Concept 16 One gene makes one protein.
In 1902, Archibald Garrod described the inherited disorder alkaptonuria as an "inborn error of metabolism." He proposed that a gene mutation causes a specific defect in the biochemical pathway for eliminating liquid wastes. The phenotype of the disease — dark urine — is a reflection of this error.

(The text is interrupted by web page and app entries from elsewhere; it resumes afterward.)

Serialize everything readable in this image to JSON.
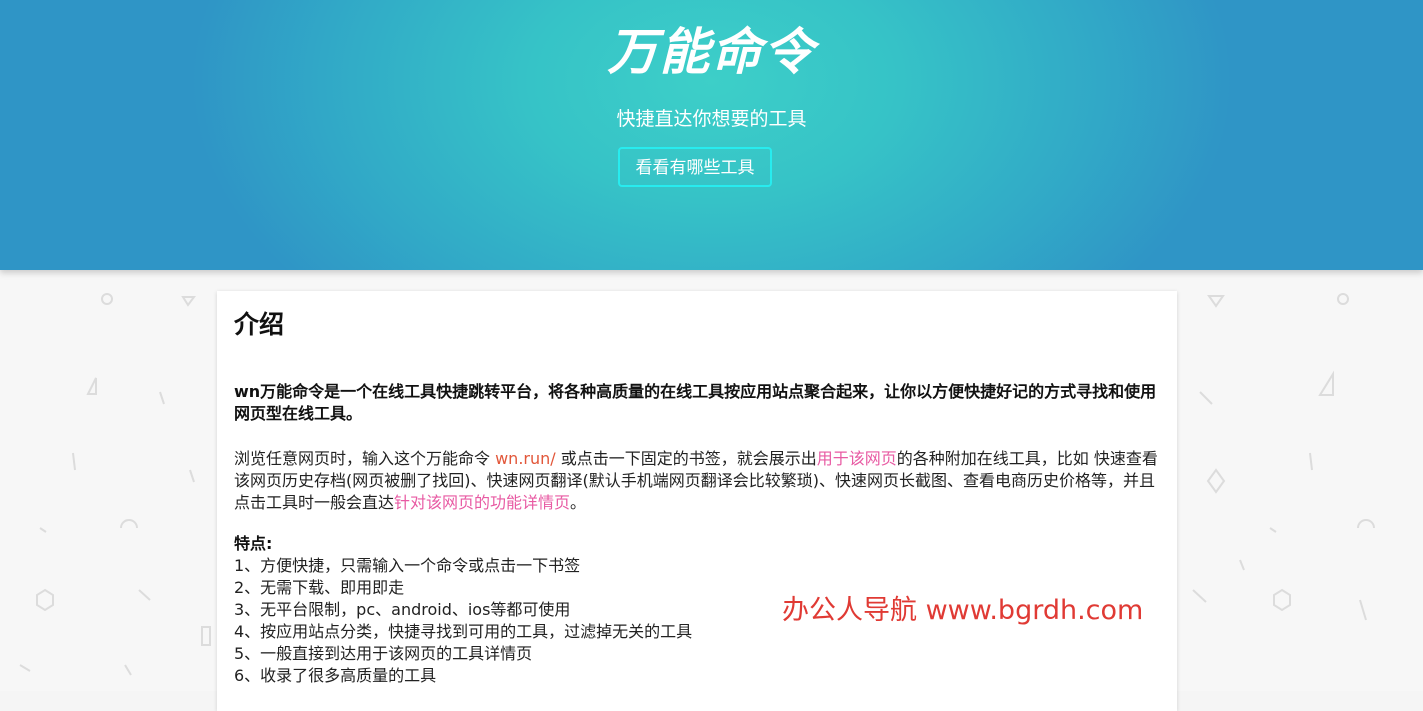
{
  "hero": {
    "title": "万能命令",
    "subtitle": "快捷直达你想要的工具",
    "button_label": "看看有哪些工具",
    "background_colors": [
      "#3dcfc8",
      "#2f95c6"
    ],
    "button_border_color": "#27ecef"
  },
  "intro": {
    "heading": "介绍",
    "lead": "wn万能命令是一个在线工具快捷跳转平台，将各种高质量的在线工具按应用站点聚合起来，让你以方便快捷好记的方式寻找和使用网页型在线工具。",
    "desc_part1": "浏览任意网页时，输入这个万能命令 ",
    "desc_link1": "wn.run/",
    "desc_part2": " 或点击一下固定的书签，就会展示出",
    "desc_link2": "用于该网页",
    "desc_part3": "的各种附加在线工具，比如 快速查看该网页历史存档(网页被删了找回)、快速网页翻译(默认手机端网页翻译会比较繁琐)、快速网页长截图、查看电商历史价格等，并且点击工具时一般会直达",
    "desc_link3": "针对该网页的功能详情页",
    "desc_part4": "。",
    "link_colors": {
      "orange": "#e2573a",
      "pink": "#e85aa3"
    }
  },
  "features": {
    "title": "特点:",
    "items": [
      "1、方便快捷，只需输入一个命令或点击一下书签",
      "2、无需下载、即用即走",
      "3、无平台限制，pc、android、ios等都可使用",
      "4、按应用站点分类，快捷寻找到可用的工具，过滤掉无关的工具",
      "5、一般直接到达用于该网页的工具详情页",
      "6、收录了很多高质量的工具"
    ]
  },
  "watermark": {
    "text": "办公人导航 www.bgrdh.com",
    "color": "#e03a34"
  }
}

This hypothesis was rigorously proven in 1941 by George Beadle and Edward Tatum, using the simple bread mold Neurospora. First, they found that molds exposed to radiation lose the ability to produce essential nutrients, and this slowed, even stopped the growth of the mold. Then, they found that growth can be restored by providing the mutated mold with a specific supplement. They reasoned that each mutation must inactivate the enzyme (protein) needed to synthesize the nutrient. Thus, one gene carries the directions for making one protein.